Interactive personality constructs: changing how we cope with loss

Author:

Adam Buben (Leiden University College)

Paper short abstract:

This paper addresses questions about death and human nature related to imagined but not unlikely technological advancements in the near future. Specifically, how will highly detailed interactive simulations of deceased personalities affect the way we approach both the deaths of others and our own?

Paper long abstract:

Humans have a long history of trying to overcome death. We hold religious beliefs about the afterlife, plan families, build structures, create works of art and literature, record digital images and video, produce websites of incredible variety, and cryogenically preserve crumbling bodies in the hope of passing on pieces of ourselves to posterity. But I believe that something even more interesting is just around the corner: Interactive Personality Constructs (IPCs). Imagine: through advanced recording, motion-capture, and voice-recognition technology, your mother's appearance, mannerisms, voice, and thoughts on a wide array of topics are collected, and at the touch of an icon (like a smartphone app) you are able to access her moving, speaking image and engage it in conversation.
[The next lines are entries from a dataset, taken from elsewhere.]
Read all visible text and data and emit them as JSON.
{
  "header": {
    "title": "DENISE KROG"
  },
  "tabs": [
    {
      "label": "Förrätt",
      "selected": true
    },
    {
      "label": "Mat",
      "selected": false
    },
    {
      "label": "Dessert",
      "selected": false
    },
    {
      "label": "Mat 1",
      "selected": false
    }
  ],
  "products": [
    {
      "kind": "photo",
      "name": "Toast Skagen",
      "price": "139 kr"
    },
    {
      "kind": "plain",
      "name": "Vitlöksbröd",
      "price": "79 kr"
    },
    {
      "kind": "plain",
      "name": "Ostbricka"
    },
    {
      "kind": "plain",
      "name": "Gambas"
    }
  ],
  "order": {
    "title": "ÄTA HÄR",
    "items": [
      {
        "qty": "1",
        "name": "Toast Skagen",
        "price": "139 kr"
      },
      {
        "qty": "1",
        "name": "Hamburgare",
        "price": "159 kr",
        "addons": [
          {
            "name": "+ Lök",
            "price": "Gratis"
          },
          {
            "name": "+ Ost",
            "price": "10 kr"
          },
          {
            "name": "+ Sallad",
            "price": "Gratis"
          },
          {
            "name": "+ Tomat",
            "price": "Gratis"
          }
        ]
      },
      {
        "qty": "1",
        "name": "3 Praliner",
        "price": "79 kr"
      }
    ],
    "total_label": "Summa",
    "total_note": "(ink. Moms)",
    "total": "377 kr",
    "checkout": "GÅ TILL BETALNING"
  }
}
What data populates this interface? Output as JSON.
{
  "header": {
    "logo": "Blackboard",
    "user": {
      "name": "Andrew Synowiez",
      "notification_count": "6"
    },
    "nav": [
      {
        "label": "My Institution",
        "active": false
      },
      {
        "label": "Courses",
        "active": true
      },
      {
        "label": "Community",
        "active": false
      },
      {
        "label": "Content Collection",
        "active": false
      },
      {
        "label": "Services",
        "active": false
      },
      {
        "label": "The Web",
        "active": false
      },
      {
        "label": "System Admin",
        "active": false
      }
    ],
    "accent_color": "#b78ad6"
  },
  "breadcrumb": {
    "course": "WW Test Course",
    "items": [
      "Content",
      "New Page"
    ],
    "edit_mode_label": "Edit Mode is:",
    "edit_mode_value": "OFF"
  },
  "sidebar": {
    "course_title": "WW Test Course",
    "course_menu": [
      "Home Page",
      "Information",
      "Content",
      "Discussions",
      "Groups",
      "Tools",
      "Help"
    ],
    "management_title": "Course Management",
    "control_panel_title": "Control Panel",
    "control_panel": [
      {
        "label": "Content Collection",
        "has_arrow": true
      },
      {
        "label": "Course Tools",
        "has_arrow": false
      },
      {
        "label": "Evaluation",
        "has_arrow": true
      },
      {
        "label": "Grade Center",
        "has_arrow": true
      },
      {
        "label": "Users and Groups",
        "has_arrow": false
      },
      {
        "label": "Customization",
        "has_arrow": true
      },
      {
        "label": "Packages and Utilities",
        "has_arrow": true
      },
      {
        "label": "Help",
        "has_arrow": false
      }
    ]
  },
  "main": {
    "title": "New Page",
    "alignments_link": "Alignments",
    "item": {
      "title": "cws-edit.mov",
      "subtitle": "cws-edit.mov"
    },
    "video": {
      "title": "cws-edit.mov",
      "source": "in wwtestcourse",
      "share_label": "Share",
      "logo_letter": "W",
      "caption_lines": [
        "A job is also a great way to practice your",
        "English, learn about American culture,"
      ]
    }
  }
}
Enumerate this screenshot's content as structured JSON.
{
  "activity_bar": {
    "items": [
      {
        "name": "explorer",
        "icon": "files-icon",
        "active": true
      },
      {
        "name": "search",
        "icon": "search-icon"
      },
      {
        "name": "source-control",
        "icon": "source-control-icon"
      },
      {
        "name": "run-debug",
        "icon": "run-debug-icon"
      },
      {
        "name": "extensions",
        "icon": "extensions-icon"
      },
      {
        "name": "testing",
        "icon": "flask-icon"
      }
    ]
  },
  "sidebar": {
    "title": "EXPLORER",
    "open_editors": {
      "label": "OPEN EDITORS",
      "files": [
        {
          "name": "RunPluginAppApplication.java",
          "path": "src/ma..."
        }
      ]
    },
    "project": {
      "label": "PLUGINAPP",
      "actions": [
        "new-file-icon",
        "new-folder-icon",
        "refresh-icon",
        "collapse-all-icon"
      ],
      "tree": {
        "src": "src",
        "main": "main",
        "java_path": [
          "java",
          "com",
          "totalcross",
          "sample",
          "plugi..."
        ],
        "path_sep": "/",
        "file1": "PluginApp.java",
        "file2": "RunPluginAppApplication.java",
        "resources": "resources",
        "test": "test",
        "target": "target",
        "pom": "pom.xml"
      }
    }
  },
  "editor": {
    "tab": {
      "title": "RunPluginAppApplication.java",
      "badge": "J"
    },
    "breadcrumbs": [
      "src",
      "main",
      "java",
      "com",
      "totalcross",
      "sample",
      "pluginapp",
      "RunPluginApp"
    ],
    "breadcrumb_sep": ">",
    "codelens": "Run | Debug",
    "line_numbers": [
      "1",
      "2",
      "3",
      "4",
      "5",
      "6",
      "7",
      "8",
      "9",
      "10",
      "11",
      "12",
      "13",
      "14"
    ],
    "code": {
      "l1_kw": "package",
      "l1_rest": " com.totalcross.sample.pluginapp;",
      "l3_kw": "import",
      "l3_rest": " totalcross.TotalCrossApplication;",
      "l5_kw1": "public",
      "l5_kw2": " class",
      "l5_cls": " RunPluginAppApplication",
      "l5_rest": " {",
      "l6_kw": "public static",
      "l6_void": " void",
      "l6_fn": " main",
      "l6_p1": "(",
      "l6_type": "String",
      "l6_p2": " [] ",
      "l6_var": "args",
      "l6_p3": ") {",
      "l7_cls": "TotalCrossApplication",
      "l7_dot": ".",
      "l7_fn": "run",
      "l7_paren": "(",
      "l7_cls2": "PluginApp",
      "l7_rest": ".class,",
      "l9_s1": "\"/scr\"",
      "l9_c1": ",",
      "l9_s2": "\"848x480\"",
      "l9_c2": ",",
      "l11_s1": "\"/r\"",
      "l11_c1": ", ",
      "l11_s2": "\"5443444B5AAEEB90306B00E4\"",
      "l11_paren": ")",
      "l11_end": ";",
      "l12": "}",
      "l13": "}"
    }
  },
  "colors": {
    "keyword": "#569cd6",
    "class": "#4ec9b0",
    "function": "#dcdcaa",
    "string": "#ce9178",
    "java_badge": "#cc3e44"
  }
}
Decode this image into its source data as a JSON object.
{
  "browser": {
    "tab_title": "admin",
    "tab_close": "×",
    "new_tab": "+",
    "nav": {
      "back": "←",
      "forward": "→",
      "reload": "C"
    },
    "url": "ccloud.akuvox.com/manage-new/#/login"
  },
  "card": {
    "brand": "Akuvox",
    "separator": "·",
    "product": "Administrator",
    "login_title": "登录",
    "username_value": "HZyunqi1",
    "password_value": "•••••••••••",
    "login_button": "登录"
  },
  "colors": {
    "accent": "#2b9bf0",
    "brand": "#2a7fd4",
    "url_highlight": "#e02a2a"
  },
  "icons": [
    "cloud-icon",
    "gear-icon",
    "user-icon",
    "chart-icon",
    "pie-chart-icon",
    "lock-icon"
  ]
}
I wonder what such a development would mean for how we relate to the deaths of others. Would it be as difficult and demoralizing to lose someone if there just wasn't as much of that person that we had to miss? Clearly, nothing has been done about replacing a good old-fashioned motherly hug, but you could in theory have a conversation with an IPC that possesses a great many of her traits while sitting at her funeral. I also wonder how it would impact the way we relate to our own deaths. Would it make one's own approaching demise even more isolating and painful if no one else had much reason to be distraught about it? This paper addresses these and other questions related to this imagined but not so far-fetched scenario.

panel LD14
Disjunctions of deathscapes: ways of suffering, dying, and death